Noise plays a fundamental role in population dynamics, epidemiology and evolution. The sources of noise can be intrinsic, such as a finite number of agents participating in the interactions on the level of populations, cells, genes or single molecules, or external, i.e., environmental noise. The long established approach to model complex biological and population phenomena using deterministic equations of motion is often effective when the noise is sufficiently weak. In recent years, however, researchers are beginning to identify and understand situations when even weak noise can lead to qualitative changes in the population or disease dynamics or in evolutionary outcomes. These qualitative effects include rare events such as large fluctuations in the birth-death processes leading to population extinction or switching between metastable states of an ecosystem; initiation of oscillatory behavior in the course of epidemics by weak demographic noise, or creation of complex spatial patterns in ecology or patterns in the space of genotypes. The demographic noise can lift the degeneracy of coexistence states of competing species producing eventual extinction of one of the competitors.
Developing a theoretical understanding of stochastic behavior is especially important when the models are used to predict dynamics in real-world applications. An important class of problems in ecology and evolutionary biology encompasses the situation where systems are found in the vicinity of a bifurcation and demographic or environmental noise strongly affects the dynamics. In viral infection dynamics, the analysis of stochastic infection clearance for HIV and HCV suggests modifications to standard drug therapy schedules. In evolutionary biology, Darwinian selection and random number fluctuations, called genetic drift, compete in driving evolutionary change. It is widely accepted that genetic drift can have significant effects on small populations that may even lead to speciation.
This field of fundamental research has witnessed a recent explosion of important advances in theoretical understanding of these complex interactions accompanied by the invention and development of elaborate analytical and numerical techniques to address these problems. The theory of large deviations has been developed to include complex spatial evolution in population dynamics and a rich and interesting interaction of intrinsic and extrinsic noise, leading to critical consequences to population and evolutionary dynamics and epidemiology. A unified theoretical framework embracing quasi-cycles and quasi-patterns emerges with a wide range of applications in population dynamics, evolution and epidemiology: from patterns in the dry-land vegetation to cyclic evolution in diseases, and speciation. A new research direction has recently opened with development of an elaborated theory of noise-induced lifting of coexistence degeneracy that can resolve problems of competing species. There has been substantial progress in understanding a crucial problem of early indicators of shifts in ecosystems and extinction in population dynamics driven by research in the threshold evolution of complex systems such as epidemics or microbial evolution.
The emerging ideas are deep and profound, often utilizing complex and challenging computational techniques.
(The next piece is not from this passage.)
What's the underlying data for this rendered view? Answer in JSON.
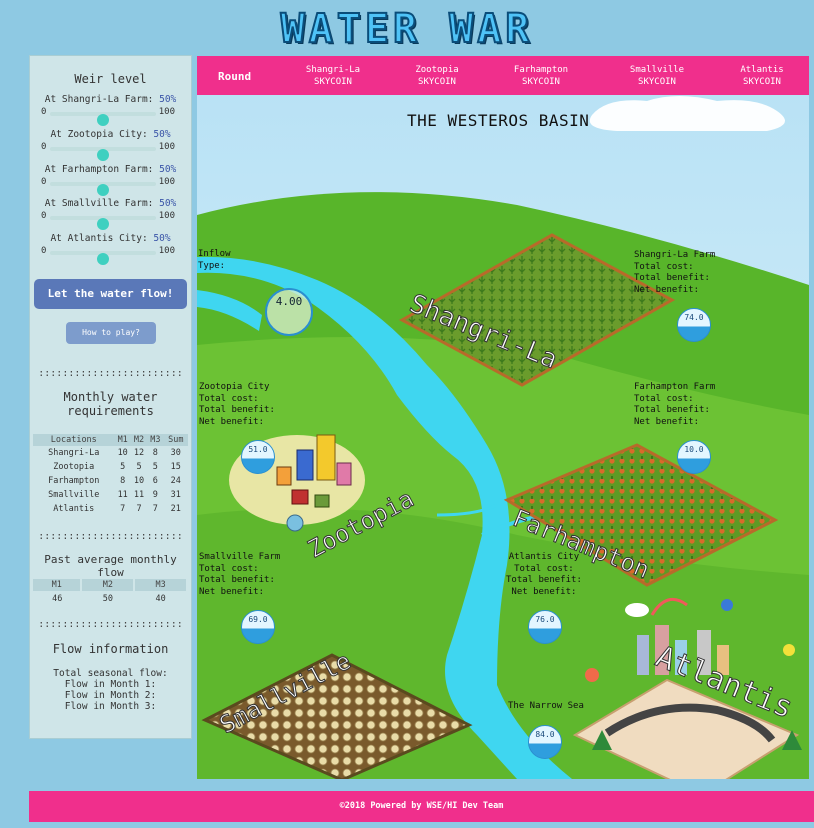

Therefore, a workshop dedicated to fluctuations in population biology, epidemiology and evolution will have the main goals:
· To bring together researchers in statistical physics interested in biological applications and specialists in biology and ecology wishing to expand their arsenal of analytical and numerical techniques;
· Disseminate the latest advances in theoretical and computational work; and
· Stimulate the emergence of new research ideas through intensive collaboration and brainstorming between theoreticians and researchers working with real world data during the workshop.
This meeting is envisioned as a sequel to the very successful workshop “Giant fluctuations in population dynamics” which took place at the Lorentz Center in 2009. Many long-lasting collaborations were formed at this meeting. We will consider the present workshop successful if we can also achieve this synergy between methods-oriented and data-oriented researchers that would not happen otherwise.
We believe that, under the auspices of the Lorentz Center, the current state of the art can be considerably advanced by bringing new ideas and methodologies to bear on the problem of fluctuation in population biology, epidemiology and evolution.